> **Supplied data**

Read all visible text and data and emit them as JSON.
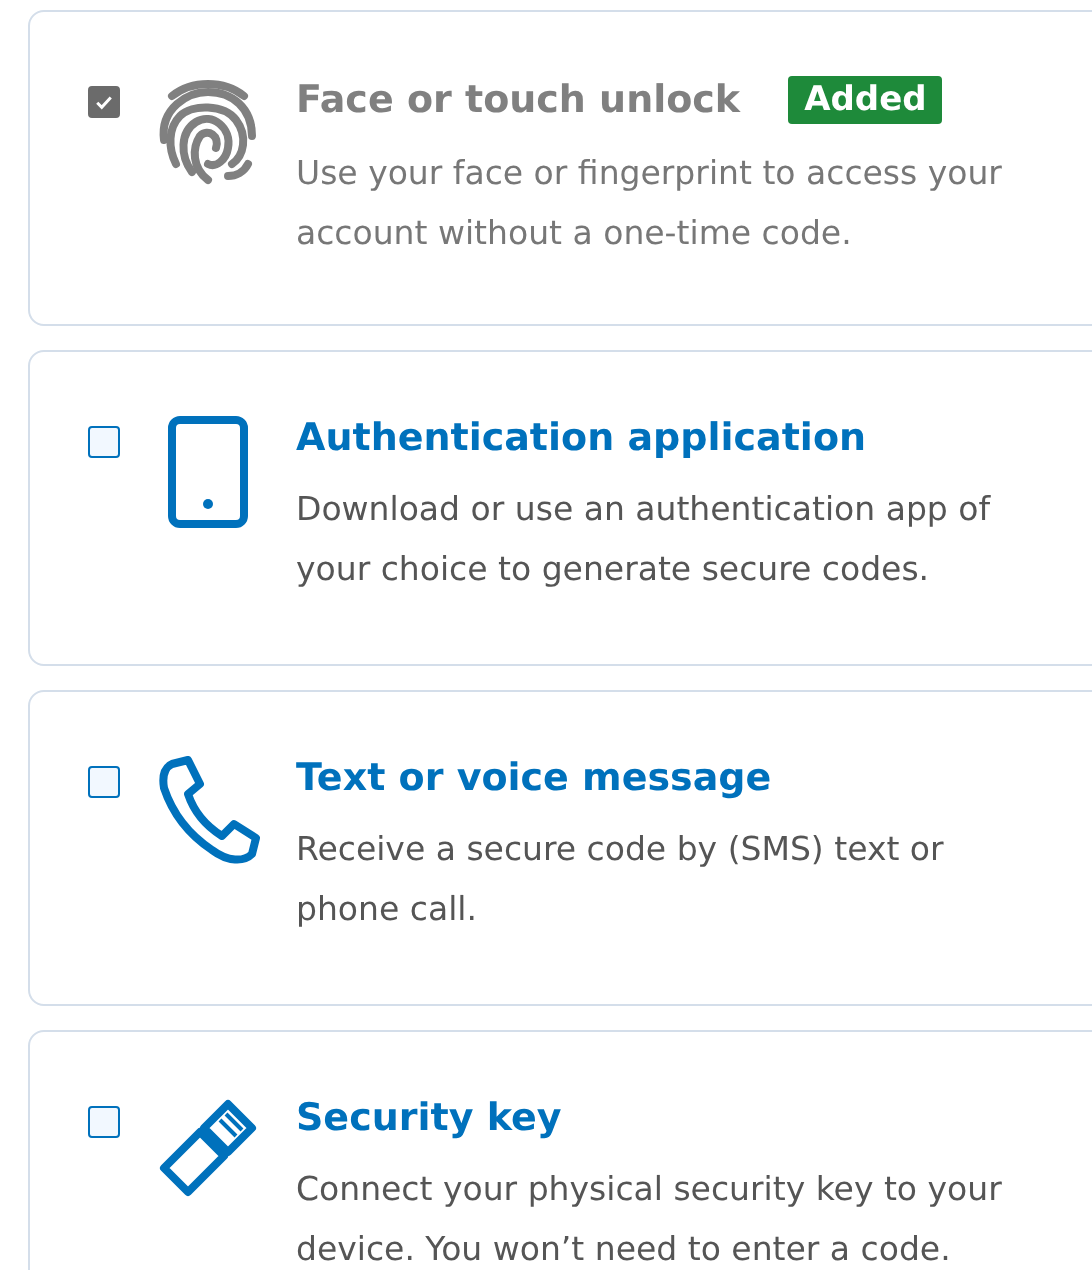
{
  "methods": [
    {
      "kind": "fingerprint",
      "title": "Face or touch unlock",
      "badge": "Added",
      "description": "Use your face or fingerprint to access your account without a one-time code.",
      "checked": true,
      "disabled": true
    },
    {
      "kind": "tablet",
      "title": "Authentication application",
      "description": "Download or use an authentication app of your choice to generate secure codes.",
      "checked": false,
      "disabled": false
    },
    {
      "kind": "phone",
      "title": "Text or voice message",
      "description": "Receive a secure code by (SMS) text or phone call.",
      "checked": false,
      "disabled": false
    },
    {
      "kind": "key",
      "title": "Security key",
      "description": "Connect your physical security key to your device. You won’t need to enter a code.",
      "checked": false,
      "disabled": false
    }
  ]
}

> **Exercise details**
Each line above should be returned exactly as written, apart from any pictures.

> **Reply to the task**
Read all visible text and data and emit them as JSON.
{
  "methods": [
    {
      "kind": "fingerprint",
      "title": "Face or touch unlock",
      "badge": "Added",
      "description": "Use your face or fingerprint to access your account without a one-time code.",
      "checked": true,
      "disabled": true
    },
    {
      "kind": "tablet",
      "title": "Authentication application",
      "description": "Download or use an authentication app of your choice to generate secure codes.",
      "checked": false,
      "disabled": false
    },
    {
      "kind": "phone",
      "title": "Text or voice message",
      "description": "Receive a secure code by (SMS) text or phone call.",
      "checked": false,
      "disabled": false
    },
    {
      "kind": "key",
      "title": "Security key",
      "description": "Connect your physical security key to your device. You won’t need to enter a code.",
      "checked": false,
      "disabled": false
    }
  ]
}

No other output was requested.